Maybe it was because I was in DC last week at a conference and was more aware of the political discussions. Of course maybe it was just the 24/7 news cycle of judicial committee hearings and senate confirmation, but last week my social media outlets were filled with memes, rants and biased articles taking sides over the confirmation. It was everywhere I looked, even in places that I wasn’t. My post today is not to take sides or to go down any type of political discussion but to look at some of the potential ramifications of business social media that becomes too personal.

I knew exactly where most of the people that I follow stood based on their likes -- but is that a good thing?

As I looked at my Twitter and Facebook feeds last week and into the weekend, I started to pay attention to all the advisors that were taking sides.  Some were forwarding articles, some making bold comments but most were hitting “like” and it would show up for me to see on my timeline. I knew exactly where most of the people that I follow stood based on their likes – but is that a good thing?

Why give them a reason to swipe left?

We’ve discussed often on these pages that your new client or prospects have done homework on you well before they have ever walked in the door. The old days of calling an advisor based purely on a referral are gone.  If a prospect gets a referral they Google you, visit your website and social media accounts. They look for your process, your philosophy and want to understand what it would be like to work with you. They have many choices so why would you give them a reason to not work with you?
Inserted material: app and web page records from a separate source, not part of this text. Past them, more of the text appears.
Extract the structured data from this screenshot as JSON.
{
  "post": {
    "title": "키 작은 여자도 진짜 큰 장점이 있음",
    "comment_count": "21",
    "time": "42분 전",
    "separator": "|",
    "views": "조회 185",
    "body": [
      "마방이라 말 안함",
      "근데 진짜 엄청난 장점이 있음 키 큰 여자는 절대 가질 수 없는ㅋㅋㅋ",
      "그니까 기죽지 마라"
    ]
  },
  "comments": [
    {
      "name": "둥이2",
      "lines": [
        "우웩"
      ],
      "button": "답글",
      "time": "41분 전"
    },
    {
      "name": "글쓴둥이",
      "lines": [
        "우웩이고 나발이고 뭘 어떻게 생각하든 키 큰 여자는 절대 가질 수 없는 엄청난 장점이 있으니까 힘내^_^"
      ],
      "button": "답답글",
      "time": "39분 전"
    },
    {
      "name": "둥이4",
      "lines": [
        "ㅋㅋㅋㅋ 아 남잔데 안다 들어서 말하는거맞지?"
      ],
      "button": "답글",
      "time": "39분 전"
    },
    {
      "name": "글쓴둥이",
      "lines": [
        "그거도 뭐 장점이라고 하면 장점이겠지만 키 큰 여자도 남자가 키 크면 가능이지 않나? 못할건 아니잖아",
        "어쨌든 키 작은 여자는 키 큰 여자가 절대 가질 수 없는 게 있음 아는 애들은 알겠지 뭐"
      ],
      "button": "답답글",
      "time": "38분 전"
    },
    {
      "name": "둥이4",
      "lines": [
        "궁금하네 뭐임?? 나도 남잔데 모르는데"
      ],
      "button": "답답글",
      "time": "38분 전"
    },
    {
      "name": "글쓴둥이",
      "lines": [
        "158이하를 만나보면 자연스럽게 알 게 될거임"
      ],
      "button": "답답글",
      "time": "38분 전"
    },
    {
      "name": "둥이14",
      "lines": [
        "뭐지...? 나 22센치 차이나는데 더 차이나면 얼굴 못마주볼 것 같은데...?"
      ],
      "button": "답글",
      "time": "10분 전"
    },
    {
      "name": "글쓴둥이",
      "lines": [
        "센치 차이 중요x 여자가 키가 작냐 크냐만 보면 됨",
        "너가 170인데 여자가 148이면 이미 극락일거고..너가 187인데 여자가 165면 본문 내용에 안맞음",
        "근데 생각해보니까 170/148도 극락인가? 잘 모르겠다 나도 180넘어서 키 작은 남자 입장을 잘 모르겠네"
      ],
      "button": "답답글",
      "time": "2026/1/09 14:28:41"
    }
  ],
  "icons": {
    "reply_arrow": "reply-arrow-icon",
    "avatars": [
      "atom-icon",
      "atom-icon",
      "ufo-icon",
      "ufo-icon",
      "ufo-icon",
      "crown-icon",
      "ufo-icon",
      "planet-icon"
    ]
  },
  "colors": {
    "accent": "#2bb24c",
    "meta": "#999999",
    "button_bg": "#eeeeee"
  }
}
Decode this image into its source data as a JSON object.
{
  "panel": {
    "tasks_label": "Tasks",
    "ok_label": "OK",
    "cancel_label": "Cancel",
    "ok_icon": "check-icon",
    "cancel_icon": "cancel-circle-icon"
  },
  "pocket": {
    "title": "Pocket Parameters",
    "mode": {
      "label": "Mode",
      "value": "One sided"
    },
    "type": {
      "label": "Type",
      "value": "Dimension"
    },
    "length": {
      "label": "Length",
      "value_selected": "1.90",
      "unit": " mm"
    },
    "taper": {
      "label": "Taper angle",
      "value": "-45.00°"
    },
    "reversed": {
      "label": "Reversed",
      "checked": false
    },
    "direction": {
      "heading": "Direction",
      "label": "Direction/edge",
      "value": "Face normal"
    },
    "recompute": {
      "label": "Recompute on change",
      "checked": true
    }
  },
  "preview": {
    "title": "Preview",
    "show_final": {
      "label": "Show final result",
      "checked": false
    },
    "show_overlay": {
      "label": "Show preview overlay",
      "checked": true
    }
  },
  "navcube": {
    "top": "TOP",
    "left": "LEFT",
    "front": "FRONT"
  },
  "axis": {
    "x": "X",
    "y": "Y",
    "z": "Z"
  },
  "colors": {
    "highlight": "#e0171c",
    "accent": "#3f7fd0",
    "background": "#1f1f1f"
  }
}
I am probably a bit old school – and my Midwest upbringing typically suggested that you don’t make waves – so maybe I am not the right one to suggest this. But as I read posts/tweets, and noticed likes I wondered if all your clients/prospects feel the same way?

  • In some households, spouses may have differing views so do you alienate one over the other? What happens when one spouse passes, is there now a wedge in your relationship with the survivor?
  • Many advisors are trying to reach out to the kids/grandkids of their successful clients. Your likes may be fine with the parents but do they jibe with the kids views and can you afford to give them a reason to move on?

Sure, some advisors are comfortable in their views, and may not want clients with different political views.  Some will say, “I am who I am” and not want to change. Frankly, I am not suggesting change,  just a mute button would be a nice addition to your social habits. Think about what you want out there – forever – about you.  End of rant.

Join the Practically Speaking community

We're your go-to source for tips on how to better manage your advisory business.


I understand SEI may send future emails to me, even if I opted-out before, and that I can opt-out again later.
Photo of John Anderson

Legal Note

Information provided by Independent Advisor Solutions by SEI, a strategic business unit of SEI Investments Company. The content is for educational purposes only and is not meant to provide investment advice or as a guarantee of any specific outcome. While SEI welcomes comments, SEI is not responsible for, and does not endorse, the opinions, advice, or recommendations posted by third parties. The opinions expressed in comments are the view(s) of the commenter(s), and do not represent the views of SEI or its affiliates. SEI reserves the right to remove any content posted by users of this site in its sole discretion.